      • Dave Holden says:

        Indeed.

        The problem in my mind comes down to power and vested interest. One of the reasons I’m not an MMTer is that although I think they have a good description of the monetary system I don’t have the same opinion on what kind of policy space that opens up. Governments are about money and power, they work best when the interests of money and power are aligned with the interests of the many. When that isn’t the case tensions will build. In the UK there is a clear policy to distract from the bailout of the 1 percent by pitting the working poor against the unworking poor and sadly that stuff sells. What I find particularly vexing is that in my mind this is all aided by the failure and dysfunction of conventional economics who either pretend their failure to recognise the biggest post war economic crisis didn’t happen or jump through hoops to hang onto clearly broken models.

        • Dave Holden says:

          As an aside, I’ve just seen this review http://rwer.wordpress.com/2012/11/09/best-economics-read-of-2012/. Looks like it might be an interesting read.

        • David_Lazarus says:

          I think that you have identified the problem. All neoclassical economists are trying to hang on to their models to explain what happened. That is why they missed the crisis in the first place and are failing to come up with solutions that explain what needs to be done. It is why they are criticising Obama’s policy for the lack of a recovery. When their policy is to do the worst for the economy by maintaining debts.

          Edward is write about the problem being debt. Until that debt is eliminated the problems will remain.
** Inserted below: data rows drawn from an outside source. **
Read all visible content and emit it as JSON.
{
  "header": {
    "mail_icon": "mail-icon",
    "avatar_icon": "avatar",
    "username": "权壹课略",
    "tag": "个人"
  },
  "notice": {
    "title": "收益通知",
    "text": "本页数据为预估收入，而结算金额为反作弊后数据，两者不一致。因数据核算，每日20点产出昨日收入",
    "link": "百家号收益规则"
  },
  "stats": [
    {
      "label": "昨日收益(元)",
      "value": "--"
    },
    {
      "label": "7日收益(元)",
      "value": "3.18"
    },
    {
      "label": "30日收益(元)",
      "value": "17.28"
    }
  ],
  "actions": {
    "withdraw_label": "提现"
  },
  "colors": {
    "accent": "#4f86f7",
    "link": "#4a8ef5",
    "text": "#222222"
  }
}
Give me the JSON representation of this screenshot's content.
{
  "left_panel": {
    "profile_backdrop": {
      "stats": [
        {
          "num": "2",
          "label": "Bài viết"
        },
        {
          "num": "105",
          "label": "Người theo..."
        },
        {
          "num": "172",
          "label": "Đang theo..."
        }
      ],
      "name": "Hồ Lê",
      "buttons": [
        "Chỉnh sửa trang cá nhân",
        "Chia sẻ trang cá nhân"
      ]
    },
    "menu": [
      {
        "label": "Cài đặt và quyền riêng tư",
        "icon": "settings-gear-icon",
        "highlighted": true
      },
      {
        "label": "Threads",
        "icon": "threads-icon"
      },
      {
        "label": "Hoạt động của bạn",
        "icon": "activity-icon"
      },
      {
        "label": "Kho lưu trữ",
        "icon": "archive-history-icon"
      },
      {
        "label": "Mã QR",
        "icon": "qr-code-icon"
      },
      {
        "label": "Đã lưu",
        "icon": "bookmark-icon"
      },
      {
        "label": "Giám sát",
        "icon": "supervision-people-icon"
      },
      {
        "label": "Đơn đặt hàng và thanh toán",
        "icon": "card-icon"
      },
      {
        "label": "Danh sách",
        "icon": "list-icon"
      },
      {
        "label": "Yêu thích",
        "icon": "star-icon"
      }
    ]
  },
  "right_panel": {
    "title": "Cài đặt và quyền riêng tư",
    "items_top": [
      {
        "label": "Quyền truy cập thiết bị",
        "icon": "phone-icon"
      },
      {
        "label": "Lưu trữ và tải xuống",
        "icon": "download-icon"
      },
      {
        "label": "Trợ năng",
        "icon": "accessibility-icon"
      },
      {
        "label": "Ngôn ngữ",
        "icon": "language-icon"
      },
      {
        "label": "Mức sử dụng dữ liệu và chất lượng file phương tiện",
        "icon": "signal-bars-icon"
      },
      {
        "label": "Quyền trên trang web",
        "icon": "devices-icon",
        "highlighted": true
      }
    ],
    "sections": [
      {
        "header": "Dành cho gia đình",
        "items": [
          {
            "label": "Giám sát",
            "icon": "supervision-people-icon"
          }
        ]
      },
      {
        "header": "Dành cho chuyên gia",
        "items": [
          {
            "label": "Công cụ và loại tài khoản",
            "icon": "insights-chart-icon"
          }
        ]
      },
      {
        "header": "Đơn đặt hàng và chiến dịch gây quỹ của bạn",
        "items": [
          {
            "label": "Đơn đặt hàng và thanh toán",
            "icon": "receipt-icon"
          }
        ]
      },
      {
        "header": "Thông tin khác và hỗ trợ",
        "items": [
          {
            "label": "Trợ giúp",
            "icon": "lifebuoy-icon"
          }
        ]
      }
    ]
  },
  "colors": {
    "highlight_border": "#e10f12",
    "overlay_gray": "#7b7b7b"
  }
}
So that means a multi decade stagnation while debts are paid off very slowly because of the impact of the policies make earnings growth an impossibility and then QE is destroying purchasing power to the masses so eventually they will all collapse one by one and as they do their debts will be written off.